━━ Supplied entries ━━

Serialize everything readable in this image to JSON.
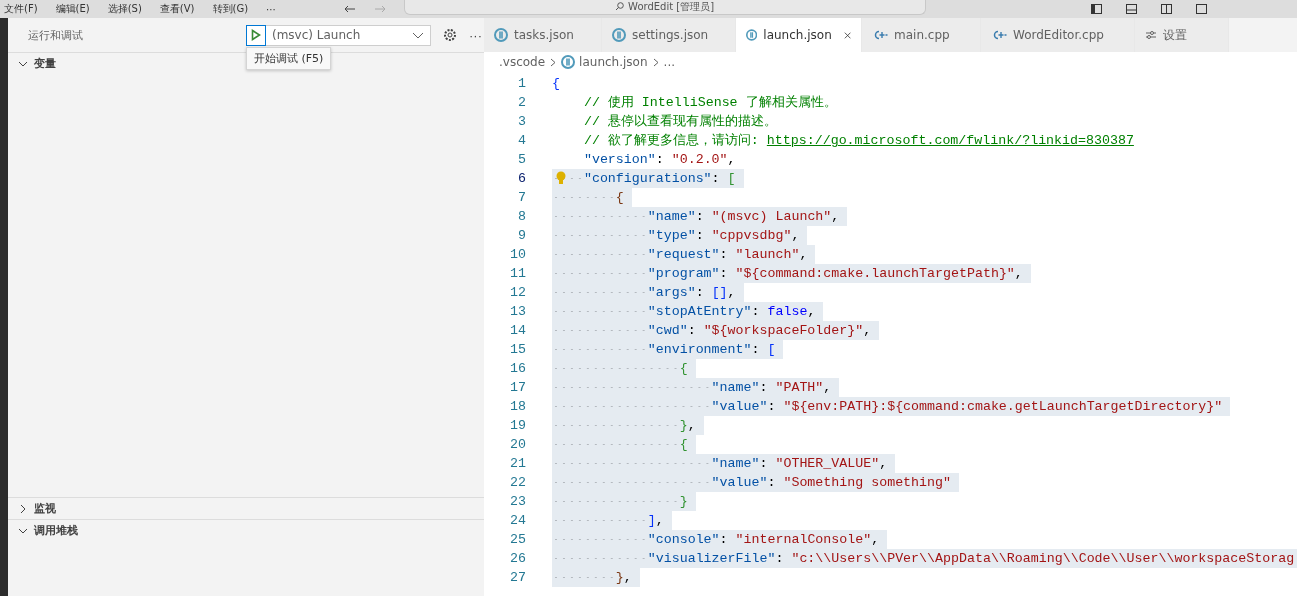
{
  "menu_bar": {
    "items": [
      "文件(F)",
      "编辑(E)",
      "选择(S)",
      "查看(V)",
      "转到(G)",
      "···"
    ],
    "search": {
      "value": "WordEdit [管理员]"
    }
  },
  "sidebar": {
    "title": "运行和调试",
    "launch_config": "(msvc) Launch",
    "more": "···",
    "tooltip": "开始调试 (F5)",
    "sections": [
      {
        "title": "变量",
        "expanded": true
      },
      {
        "title": "监视",
        "expanded": false
      },
      {
        "title": "调用堆栈",
        "expanded": true
      }
    ]
  },
  "tabs": [
    {
      "label": "tasks.json",
      "kind": "json",
      "selected": false
    },
    {
      "label": "settings.json",
      "kind": "json",
      "selected": false
    },
    {
      "label": "launch.json",
      "kind": "json",
      "selected": true
    },
    {
      "label": "main.cpp",
      "kind": "cpp",
      "selected": false
    },
    {
      "label": "WordEditor.cpp",
      "kind": "cpp",
      "selected": false
    },
    {
      "label": "设置",
      "kind": "settings",
      "selected": false
    }
  ],
  "breadcrumb": [
    ".vscode",
    "launch.json",
    "..."
  ],
  "code_lines": [
    {
      "number": "1",
      "selected": false,
      "tokens": [
        {
          "kind": "level1",
          "text": "{"
        }
      ]
    },
    {
      "number": "2",
      "selected": false,
      "tokens": [
        {
          "kind": "comment",
          "text": "    // 使用 IntelliSense 了解相关属性。"
        }
      ]
    },
    {
      "number": "3",
      "selected": false,
      "tokens": [
        {
          "kind": "comment",
          "text": "    // 悬停以查看现有属性的描述。"
        }
      ]
    },
    {
      "number": "4",
      "selected": false,
      "tokens": [
        {
          "kind": "comment",
          "text": "    // 欲了解更多信息，请访问: "
        },
        {
          "kind": "link",
          "text": "https://go.microsoft.com/fwlink/?linkid=830387"
        }
      ]
    },
    {
      "number": "5",
      "selected": false,
      "tokens": [
        {
          "kind": "key",
          "text": "    \"version\""
        },
        {
          "kind": "punct",
          "text": ": "
        },
        {
          "kind": "string",
          "text": "\"0.2.0\""
        },
        {
          "kind": "punct",
          "text": ","
        }
      ]
    },
    {
      "number": "6",
      "selected": true,
      "lightbulb": true,
      "tokens": [
        {
          "kind": "key",
          "text": "    \"configurations\""
        },
        {
          "kind": "punct",
          "text": ": "
        },
        {
          "kind": "level2",
          "text": "["
        }
      ]
    },
    {
      "number": "7",
      "selected": true,
      "tokens": [
        {
          "kind": "level3",
          "text": "        {"
        }
      ]
    },
    {
      "number": "8",
      "selected": true,
      "tokens": [
        {
          "kind": "key",
          "text": "            \"name\""
        },
        {
          "kind": "punct",
          "text": ": "
        },
        {
          "kind": "string",
          "text": "\"(msvc) Launch\""
        },
        {
          "kind": "punct",
          "text": ","
        }
      ]
    },
    {
      "number": "9",
      "selected": true,
      "tokens": [
        {
          "kind": "key",
          "text": "            \"type\""
        },
        {
          "kind": "punct",
          "text": ": "
        },
        {
          "kind": "string",
          "text": "\"cppvsdbg\""
        },
        {
          "kind": "punct",
          "text": ","
        }
      ]
    },
    {
      "number": "10",
      "selected": true,
      "tokens": [
        {
          "kind": "key",
          "text": "            \"request\""
        },
        {
          "kind": "punct",
          "text": ": "
        },
        {
          "kind": "string",
          "text": "\"launch\""
        },
        {
          "kind": "punct",
          "text": ","
        }
      ]
    },
    {
      "number": "11",
      "selected": true,
      "tokens": [
        {
          "kind": "key",
          "text": "            \"program\""
        },
        {
          "kind": "punct",
          "text": ": "
        },
        {
          "kind": "string",
          "text": "\"${command:cmake.launchTargetPath}\""
        },
        {
          "kind": "punct",
          "text": ","
        }
      ]
    },
    {
      "number": "12",
      "selected": true,
      "tokens": [
        {
          "kind": "key",
          "text": "            \"args\""
        },
        {
          "kind": "punct",
          "text": ": "
        },
        {
          "kind": "level1",
          "text": "[]"
        },
        {
          "kind": "punct",
          "text": ","
        }
      ]
    },
    {
      "number": "13",
      "selected": true,
      "tokens": [
        {
          "kind": "key",
          "text": "            \"stopAtEntry\""
        },
        {
          "kind": "punct",
          "text": ": "
        },
        {
          "kind": "keyword",
          "text": "false"
        },
        {
          "kind": "punct",
          "text": ","
        }
      ]
    },
    {
      "number": "14",
      "selected": true,
      "tokens": [
        {
          "kind": "key",
          "text": "            \"cwd\""
        },
        {
          "kind": "punct",
          "text": ": "
        },
        {
          "kind": "string",
          "text": "\"${workspaceFolder}\""
        },
        {
          "kind": "punct",
          "text": ","
        }
      ]
    },
    {
      "number": "15",
      "selected": true,
      "tokens": [
        {
          "kind": "key",
          "text": "            \"environment\""
        },
        {
          "kind": "punct",
          "text": ": "
        },
        {
          "kind": "level1",
          "text": "["
        }
      ]
    },
    {
      "number": "16",
      "selected": true,
      "tokens": [
        {
          "kind": "level2",
          "text": "                {"
        }
      ]
    },
    {
      "number": "17",
      "selected": true,
      "tokens": [
        {
          "kind": "key",
          "text": "                    \"name\""
        },
        {
          "kind": "punct",
          "text": ": "
        },
        {
          "kind": "string",
          "text": "\"PATH\""
        },
        {
          "kind": "punct",
          "text": ","
        }
      ]
    },
    {
      "number": "18",
      "selected": true,
      "tokens": [
        {
          "kind": "key",
          "text": "                    \"value\""
        },
        {
          "kind": "punct",
          "text": ": "
        },
        {
          "kind": "string",
          "text": "\"${env:PATH}:${command:cmake.getLaunchTargetDirectory}\""
        }
      ]
    },
    {
      "number": "19",
      "selected": true,
      "tokens": [
        {
          "kind": "level2",
          "text": "                }"
        },
        {
          "kind": "punct",
          "text": ","
        }
      ]
    },
    {
      "number": "20",
      "selected": true,
      "tokens": [
        {
          "kind": "level2",
          "text": "                {"
        }
      ]
    },
    {
      "number": "21",
      "selected": true,
      "tokens": [
        {
          "kind": "key",
          "text": "                    \"name\""
        },
        {
          "kind": "punct",
          "text": ": "
        },
        {
          "kind": "string",
          "text": "\"OTHER_VALUE\""
        },
        {
          "kind": "punct",
          "text": ","
        }
      ]
    },
    {
      "number": "22",
      "selected": true,
      "tokens": [
        {
          "kind": "key",
          "text": "                    \"value\""
        },
        {
          "kind": "punct",
          "text": ": "
        },
        {
          "kind": "string",
          "text": "\"Something something\""
        }
      ]
    },
    {
      "number": "23",
      "selected": true,
      "tokens": [
        {
          "kind": "level2",
          "text": "                }"
        }
      ]
    },
    {
      "number": "24",
      "selected": true,
      "tokens": [
        {
          "kind": "level1",
          "text": "            ]"
        },
        {
          "kind": "punct",
          "text": ","
        }
      ]
    },
    {
      "number": "25",
      "selected": true,
      "tokens": [
        {
          "kind": "key",
          "text": "            \"console\""
        },
        {
          "kind": "punct",
          "text": ": "
        },
        {
          "kind": "string",
          "text": "\"internalConsole\""
        },
        {
          "kind": "punct",
          "text": ","
        }
      ]
    },
    {
      "number": "26",
      "selected": true,
      "tokens": [
        {
          "kind": "key",
          "text": "            \"visualizerFile\""
        },
        {
          "kind": "punct",
          "text": ": "
        },
        {
          "kind": "string",
          "text": "\"c:\\\\Users\\\\PVer\\\\AppData\\\\Roaming\\\\Code\\\\User\\\\workspaceStorag"
        }
      ]
    },
    {
      "number": "27",
      "selected": true,
      "tokens": [
        {
          "kind": "level3",
          "text": "        }"
        },
        {
          "kind": "punct",
          "text": ","
        }
      ]
    }
  ]
}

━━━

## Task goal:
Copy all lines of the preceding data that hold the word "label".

## Exercise result:
      "label": "tasks.json",
      "label": "settings.json",
      "label": "launch.json",
      "label": "main.cpp",
      "label": "WordEditor.cpp",
      "label": "设置",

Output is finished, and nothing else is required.